Let me explain.
First, the details: up until Thursday, CI was paying an annualized dividend of $1.41. But now, it’ll only be paying an annual rate of $0.72 — nearly a 50% haircut. It will be paid quarterly over the next six quarters.
So, why did management make this move? Well, there are two reasons.
First, it boosts CI’s financial flexibility — something the company desperately needs in today’s wealth management space. The company continues to struggle with net outflows — investors pulling their money from CI’s mutual funds — due to weak performance and the rising popularity of passive-investing vehicles. In Q2, average assets under management dropped yet again — $139.5 billion vs. $141.9 billion in Q1.
But here’s the main reason for the dividend slash: it allows CI to buy back its undervalued shares. In fact, management thinks the stock is so cheap that it’s committing $1 billion to share repurchases over the next 12-18 months.

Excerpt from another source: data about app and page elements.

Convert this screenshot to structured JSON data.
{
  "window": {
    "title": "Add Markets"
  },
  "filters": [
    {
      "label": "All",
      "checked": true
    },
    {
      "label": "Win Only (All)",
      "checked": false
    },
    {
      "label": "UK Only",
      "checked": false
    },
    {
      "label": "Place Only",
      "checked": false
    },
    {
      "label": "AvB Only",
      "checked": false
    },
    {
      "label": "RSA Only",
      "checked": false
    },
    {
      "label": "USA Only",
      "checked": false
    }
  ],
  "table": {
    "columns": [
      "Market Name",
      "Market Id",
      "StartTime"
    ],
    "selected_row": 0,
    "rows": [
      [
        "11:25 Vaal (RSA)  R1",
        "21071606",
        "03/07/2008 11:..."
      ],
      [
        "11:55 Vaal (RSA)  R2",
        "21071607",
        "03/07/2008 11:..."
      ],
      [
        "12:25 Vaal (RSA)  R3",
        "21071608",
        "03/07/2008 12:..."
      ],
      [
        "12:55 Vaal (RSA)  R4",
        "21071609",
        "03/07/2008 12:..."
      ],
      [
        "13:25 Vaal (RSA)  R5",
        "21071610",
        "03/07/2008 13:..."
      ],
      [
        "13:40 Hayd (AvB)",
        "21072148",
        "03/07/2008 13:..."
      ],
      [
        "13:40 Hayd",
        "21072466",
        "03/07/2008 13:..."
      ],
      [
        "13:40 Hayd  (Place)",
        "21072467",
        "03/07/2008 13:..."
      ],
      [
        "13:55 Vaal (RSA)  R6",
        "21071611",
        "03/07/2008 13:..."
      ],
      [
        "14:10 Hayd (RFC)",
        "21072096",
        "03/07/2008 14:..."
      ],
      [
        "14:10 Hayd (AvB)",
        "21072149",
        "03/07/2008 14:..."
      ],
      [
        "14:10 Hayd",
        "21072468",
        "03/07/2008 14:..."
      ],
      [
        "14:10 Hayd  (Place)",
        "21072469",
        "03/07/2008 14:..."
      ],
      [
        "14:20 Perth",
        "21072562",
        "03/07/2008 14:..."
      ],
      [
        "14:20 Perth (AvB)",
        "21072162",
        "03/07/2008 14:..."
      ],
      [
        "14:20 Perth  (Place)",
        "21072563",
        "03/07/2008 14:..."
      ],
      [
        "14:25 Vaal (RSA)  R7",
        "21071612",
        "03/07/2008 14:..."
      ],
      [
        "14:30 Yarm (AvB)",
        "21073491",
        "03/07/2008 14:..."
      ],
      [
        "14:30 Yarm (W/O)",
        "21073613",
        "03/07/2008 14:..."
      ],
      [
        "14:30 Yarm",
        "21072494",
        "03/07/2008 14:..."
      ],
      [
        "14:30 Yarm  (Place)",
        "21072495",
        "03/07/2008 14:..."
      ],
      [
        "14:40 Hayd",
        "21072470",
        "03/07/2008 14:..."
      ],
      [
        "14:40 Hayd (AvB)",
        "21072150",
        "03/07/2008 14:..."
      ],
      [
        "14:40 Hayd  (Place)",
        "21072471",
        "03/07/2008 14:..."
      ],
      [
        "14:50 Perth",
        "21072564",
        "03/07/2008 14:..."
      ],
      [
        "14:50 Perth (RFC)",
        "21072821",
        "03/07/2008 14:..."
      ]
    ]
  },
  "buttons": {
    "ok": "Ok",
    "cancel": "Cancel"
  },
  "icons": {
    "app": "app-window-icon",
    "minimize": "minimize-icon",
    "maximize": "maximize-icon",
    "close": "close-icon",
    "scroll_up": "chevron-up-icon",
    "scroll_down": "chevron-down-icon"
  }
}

“With this change, we will have increased flexibility to invest our free cash flow in the best available opportunities to the benefit of our company and its shareholders,” said CEO Peter Anderson. “Today, we strongly believe that the best use of free cash flow is to aggressively buy back CI shares because they offer such compelling value. Each share bought back is accretive to earnings.”
Despite the headwinds, CI still generates boatloads of cash. In the first six months, free cash flow has already reached a record $330 million. So, when you combine that high level of cash flow with CI’s beaten-down stock, it’s tough to argue with management’s reasoning:
Remember, Fools: when compared to dividends, buybacks are more flexible for management and taxed more favourably for us. But they really only make sense for a company when its shares are undervalued.
In the past, CI has returned the majority of its free cash flow through a combo of dividends and share repurchases. As long as that doesn’t change (CI says that it won’t), tilting the mix towards buybacks at this time seems prudent.
The Foolish bottom line
CI continues to face strong headwinds. But given its heavy cash flow generation, depressed stock price, and still-decent dividend (it yields about 3.3% at current levels), I’d give management the benefit of the doubt — for now.